▶ Exercise instructions
Pull every line that includes the word "times" from the data.

▶ Data section
[Start of Attachment]

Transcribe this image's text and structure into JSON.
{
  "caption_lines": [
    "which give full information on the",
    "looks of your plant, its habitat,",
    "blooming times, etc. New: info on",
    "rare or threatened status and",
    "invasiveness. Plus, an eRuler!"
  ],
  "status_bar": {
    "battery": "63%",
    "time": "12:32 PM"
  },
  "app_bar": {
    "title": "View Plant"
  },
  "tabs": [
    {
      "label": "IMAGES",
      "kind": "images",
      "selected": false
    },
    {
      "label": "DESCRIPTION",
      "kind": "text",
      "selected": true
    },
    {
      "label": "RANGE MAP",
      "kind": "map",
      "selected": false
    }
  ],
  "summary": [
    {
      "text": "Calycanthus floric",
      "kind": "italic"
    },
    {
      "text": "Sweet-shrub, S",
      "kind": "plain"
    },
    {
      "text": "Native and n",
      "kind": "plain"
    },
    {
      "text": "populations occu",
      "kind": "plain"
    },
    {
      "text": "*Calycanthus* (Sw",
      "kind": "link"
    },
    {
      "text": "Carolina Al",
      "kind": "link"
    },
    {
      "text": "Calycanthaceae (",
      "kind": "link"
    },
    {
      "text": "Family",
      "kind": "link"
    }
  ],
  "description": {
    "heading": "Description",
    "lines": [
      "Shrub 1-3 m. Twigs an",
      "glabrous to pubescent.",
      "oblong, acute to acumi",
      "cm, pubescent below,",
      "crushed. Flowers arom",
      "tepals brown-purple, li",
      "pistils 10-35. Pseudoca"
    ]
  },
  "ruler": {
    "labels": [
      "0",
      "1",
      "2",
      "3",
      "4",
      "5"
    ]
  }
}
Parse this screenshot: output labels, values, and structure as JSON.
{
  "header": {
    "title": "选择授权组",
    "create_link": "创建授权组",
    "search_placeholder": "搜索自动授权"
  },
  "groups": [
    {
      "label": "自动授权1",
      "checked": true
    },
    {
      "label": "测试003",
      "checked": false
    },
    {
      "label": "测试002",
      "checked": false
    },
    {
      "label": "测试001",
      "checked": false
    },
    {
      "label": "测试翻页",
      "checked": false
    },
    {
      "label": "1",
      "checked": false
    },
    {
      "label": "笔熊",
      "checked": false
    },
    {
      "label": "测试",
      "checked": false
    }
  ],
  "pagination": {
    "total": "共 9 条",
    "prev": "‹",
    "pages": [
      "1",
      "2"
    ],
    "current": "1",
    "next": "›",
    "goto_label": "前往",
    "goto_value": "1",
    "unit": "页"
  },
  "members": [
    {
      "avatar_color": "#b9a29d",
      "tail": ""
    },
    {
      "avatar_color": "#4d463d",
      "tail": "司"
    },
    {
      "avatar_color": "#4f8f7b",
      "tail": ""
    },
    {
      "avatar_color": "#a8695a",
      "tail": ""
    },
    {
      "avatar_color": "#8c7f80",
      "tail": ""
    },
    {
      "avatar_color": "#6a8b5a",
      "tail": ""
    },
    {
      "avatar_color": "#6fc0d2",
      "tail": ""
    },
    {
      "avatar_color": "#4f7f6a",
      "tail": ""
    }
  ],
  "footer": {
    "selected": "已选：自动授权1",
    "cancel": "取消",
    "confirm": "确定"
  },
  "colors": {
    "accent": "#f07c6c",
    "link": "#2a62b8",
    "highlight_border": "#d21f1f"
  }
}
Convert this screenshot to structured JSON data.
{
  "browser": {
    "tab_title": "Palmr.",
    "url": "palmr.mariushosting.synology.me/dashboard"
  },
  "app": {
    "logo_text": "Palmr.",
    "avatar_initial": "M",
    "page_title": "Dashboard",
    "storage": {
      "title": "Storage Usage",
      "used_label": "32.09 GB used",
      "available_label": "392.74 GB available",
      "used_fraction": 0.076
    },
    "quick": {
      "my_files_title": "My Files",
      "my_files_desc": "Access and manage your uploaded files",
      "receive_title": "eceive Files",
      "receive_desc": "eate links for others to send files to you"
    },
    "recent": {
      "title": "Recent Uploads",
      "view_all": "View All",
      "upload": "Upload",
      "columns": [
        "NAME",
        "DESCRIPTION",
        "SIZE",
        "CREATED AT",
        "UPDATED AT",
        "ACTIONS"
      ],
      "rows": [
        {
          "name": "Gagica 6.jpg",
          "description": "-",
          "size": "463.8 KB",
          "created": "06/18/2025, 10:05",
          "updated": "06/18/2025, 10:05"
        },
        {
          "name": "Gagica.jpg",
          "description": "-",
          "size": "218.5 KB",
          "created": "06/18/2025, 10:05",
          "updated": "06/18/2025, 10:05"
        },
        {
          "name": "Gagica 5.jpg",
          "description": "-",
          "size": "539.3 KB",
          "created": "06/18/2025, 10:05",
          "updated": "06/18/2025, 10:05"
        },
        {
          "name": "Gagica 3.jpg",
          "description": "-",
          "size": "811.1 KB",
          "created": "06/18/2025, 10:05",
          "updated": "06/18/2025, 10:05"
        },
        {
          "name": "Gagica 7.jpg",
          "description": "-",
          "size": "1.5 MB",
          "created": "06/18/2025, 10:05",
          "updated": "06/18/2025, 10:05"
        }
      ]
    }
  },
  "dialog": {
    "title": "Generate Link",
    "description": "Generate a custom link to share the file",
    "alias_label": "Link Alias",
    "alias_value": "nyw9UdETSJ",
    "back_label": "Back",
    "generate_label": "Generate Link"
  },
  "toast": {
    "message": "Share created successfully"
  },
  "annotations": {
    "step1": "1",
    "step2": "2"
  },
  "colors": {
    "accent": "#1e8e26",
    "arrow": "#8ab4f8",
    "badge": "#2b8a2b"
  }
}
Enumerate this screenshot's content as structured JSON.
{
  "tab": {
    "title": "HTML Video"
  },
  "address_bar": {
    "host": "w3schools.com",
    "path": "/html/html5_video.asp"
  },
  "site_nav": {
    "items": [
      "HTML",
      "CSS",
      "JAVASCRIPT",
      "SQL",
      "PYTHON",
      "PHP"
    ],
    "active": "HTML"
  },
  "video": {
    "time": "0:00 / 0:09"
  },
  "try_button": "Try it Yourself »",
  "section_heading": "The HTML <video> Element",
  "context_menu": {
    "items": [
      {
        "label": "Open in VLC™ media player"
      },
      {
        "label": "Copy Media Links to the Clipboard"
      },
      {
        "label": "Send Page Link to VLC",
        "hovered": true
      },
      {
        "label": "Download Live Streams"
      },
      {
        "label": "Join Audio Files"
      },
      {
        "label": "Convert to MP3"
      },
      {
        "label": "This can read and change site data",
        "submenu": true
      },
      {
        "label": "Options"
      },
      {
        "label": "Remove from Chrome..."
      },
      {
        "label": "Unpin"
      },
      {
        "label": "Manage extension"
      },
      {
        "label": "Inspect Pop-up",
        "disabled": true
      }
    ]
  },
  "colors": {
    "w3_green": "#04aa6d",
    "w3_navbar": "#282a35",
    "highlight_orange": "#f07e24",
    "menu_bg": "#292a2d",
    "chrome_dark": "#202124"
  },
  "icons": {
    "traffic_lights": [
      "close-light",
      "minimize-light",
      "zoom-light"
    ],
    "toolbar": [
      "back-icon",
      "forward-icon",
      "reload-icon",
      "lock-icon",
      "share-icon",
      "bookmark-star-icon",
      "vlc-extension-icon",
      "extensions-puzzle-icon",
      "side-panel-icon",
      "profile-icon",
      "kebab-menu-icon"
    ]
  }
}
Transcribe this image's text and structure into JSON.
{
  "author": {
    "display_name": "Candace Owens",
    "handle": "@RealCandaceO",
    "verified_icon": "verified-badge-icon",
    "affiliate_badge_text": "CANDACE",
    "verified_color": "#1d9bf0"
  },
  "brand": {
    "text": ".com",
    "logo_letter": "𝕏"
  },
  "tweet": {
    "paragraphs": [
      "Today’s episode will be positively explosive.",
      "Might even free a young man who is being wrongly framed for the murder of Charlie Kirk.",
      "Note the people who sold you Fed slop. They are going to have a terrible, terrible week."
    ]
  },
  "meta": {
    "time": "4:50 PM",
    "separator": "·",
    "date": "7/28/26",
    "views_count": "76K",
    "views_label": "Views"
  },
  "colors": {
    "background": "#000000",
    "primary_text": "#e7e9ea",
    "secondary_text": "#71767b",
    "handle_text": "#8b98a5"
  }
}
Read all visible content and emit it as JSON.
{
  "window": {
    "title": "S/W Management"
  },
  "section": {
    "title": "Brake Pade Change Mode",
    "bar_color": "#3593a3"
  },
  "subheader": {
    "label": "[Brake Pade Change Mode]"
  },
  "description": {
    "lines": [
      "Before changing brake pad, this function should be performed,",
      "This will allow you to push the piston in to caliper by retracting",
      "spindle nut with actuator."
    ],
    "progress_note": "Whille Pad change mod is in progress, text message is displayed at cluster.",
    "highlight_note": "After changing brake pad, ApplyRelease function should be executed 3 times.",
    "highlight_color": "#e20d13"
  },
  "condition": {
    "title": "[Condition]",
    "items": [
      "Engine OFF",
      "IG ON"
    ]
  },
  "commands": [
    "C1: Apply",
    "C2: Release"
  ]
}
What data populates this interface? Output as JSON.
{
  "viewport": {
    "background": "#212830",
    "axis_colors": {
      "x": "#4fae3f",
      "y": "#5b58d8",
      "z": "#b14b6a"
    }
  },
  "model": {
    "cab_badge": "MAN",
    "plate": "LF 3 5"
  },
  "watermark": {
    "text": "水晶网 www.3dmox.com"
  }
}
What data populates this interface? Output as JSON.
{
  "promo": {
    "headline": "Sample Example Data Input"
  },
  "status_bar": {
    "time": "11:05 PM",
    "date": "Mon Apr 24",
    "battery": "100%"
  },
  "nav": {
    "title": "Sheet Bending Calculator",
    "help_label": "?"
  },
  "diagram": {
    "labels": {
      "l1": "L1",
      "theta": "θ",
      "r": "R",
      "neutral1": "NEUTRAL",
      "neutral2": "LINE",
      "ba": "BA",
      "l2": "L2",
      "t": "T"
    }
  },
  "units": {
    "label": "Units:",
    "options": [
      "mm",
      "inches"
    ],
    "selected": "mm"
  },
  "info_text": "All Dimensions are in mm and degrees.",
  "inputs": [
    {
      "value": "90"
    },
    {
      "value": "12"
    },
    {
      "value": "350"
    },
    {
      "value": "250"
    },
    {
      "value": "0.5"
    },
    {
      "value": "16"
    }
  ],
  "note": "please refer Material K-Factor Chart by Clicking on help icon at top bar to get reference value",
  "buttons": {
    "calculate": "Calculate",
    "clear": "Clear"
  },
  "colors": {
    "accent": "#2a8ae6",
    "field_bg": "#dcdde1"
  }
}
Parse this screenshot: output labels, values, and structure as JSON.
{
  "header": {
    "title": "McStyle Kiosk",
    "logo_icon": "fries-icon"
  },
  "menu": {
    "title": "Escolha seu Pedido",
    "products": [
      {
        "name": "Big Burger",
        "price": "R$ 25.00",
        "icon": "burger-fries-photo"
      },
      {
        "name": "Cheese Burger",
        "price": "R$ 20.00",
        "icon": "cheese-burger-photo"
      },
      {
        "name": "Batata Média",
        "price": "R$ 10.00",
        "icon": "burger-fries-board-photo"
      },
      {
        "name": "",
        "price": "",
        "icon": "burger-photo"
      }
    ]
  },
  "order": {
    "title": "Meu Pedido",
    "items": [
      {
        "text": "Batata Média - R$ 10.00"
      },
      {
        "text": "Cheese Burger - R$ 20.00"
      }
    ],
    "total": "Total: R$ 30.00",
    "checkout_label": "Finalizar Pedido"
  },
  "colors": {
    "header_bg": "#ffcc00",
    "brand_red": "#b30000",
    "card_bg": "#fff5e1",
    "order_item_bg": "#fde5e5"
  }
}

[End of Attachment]

▶ Written response
    "blooming times, etc. New: info on",
    "highlight_note": "After changing brake pad, ApplyRelease function should be executed 3 times.",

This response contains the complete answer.